* **YOUR OBJECTIVE**:
Search the records for the string "Oregon" and copy every line in which it appears.

* **GIVEN INFORMATION**:

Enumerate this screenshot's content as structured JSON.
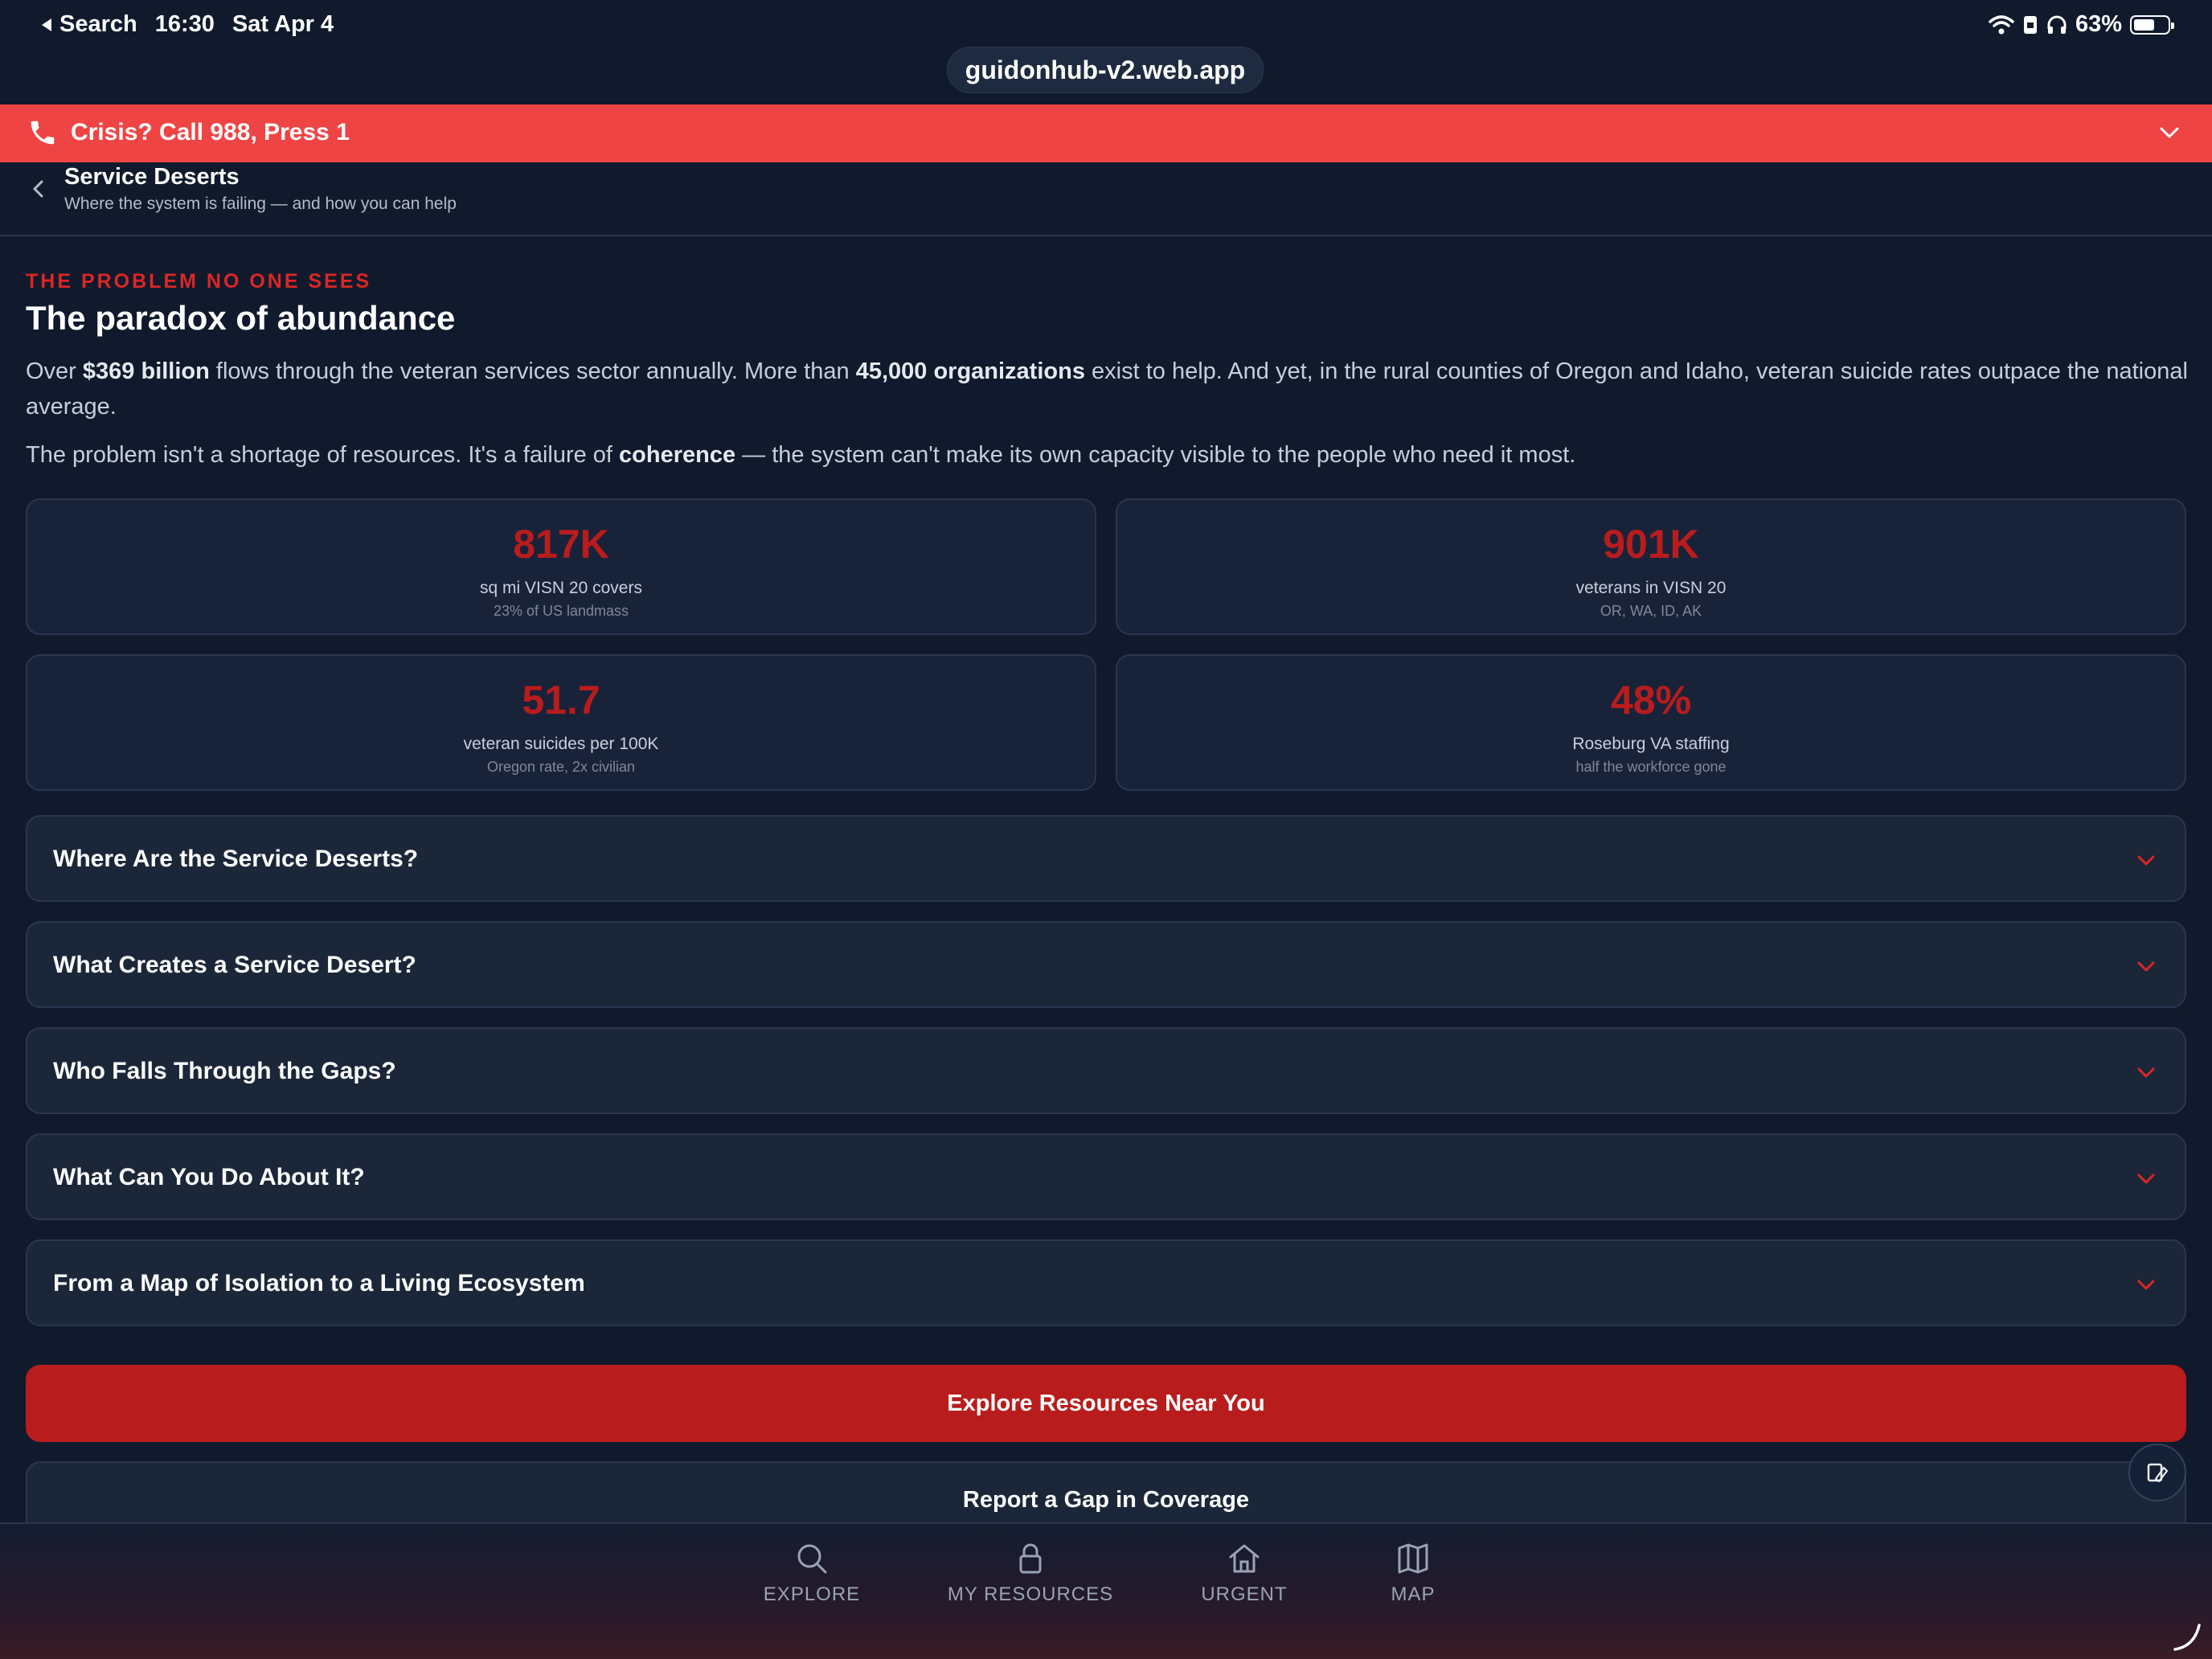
{
  "status_bar": {
    "back_label": "Search",
    "time": "16:30",
    "date": "Sat Apr 4",
    "battery_text": "63%",
    "battery_level": 0.63
  },
  "browser": {
    "url": "guidonhub-v2.web.app"
  },
  "crisis_banner": {
    "text": "Crisis? Call 988, Press 1",
    "color": "#ef4444"
  },
  "header": {
    "title": "Service Deserts",
    "subtitle": "Where the system is failing — and how you can help"
  },
  "intro": {
    "eyebrow": "THE PROBLEM NO ONE SEES",
    "heading": "The paradox of abundance",
    "p1": {
      "a": "Over ",
      "b1": "$369 billion",
      "c": " flows through the veteran services sector annually. More than ",
      "b2": "45,000 organizations",
      "d": " exist to help. And yet, in the rural counties of Oregon and Idaho, veteran suicide rates outpace the national average."
    },
    "p2": {
      "a": "The problem isn't a shortage of resources. It's a failure of ",
      "b": "coherence",
      "c": " — the system can't make its own capacity visible to the people who need it most."
    }
  },
  "stats": [
    {
      "value": "817K",
      "label": "sq mi VISN 20 covers",
      "sub": "23% of US landmass"
    },
    {
      "value": "901K",
      "label": "veterans in VISN 20",
      "sub": "OR, WA, ID, AK"
    },
    {
      "value": "51.7",
      "label": "veteran suicides per 100K",
      "sub": "Oregon rate, 2x civilian"
    },
    {
      "value": "48%",
      "label": "Roseburg VA staffing",
      "sub": "half the workforce gone"
    }
  ],
  "accordions": [
    {
      "title": "Where Are the Service Deserts?"
    },
    {
      "title": "What Creates a Service Desert?"
    },
    {
      "title": "Who Falls Through the Gaps?"
    },
    {
      "title": "What Can You Do About It?"
    },
    {
      "title": "From a Map of Isolation to a Living Ecosystem"
    }
  ],
  "actions": {
    "primary": "Explore Resources Near You",
    "secondary": "Report a Gap in Coverage"
  },
  "tabs": [
    {
      "label": "EXPLORE",
      "icon": "search-icon"
    },
    {
      "label": "MY RESOURCES",
      "icon": "lock-icon"
    },
    {
      "label": "URGENT",
      "icon": "home-icon"
    },
    {
      "label": "MAP",
      "icon": "map-icon"
    }
  ],
  "colors": {
    "background": "#101a2c",
    "accent_red": "#b91c1c",
    "crisis_red": "#ef4444",
    "card": "#1b2639"
  }
}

* **ANSWER TO THE PROBLEM**:
      "d": " exist to help. And yet, in the rural counties of Oregon and Idaho, veteran suicide rates outpace the national average."
      "sub": "Oregon rate, 2x civilian"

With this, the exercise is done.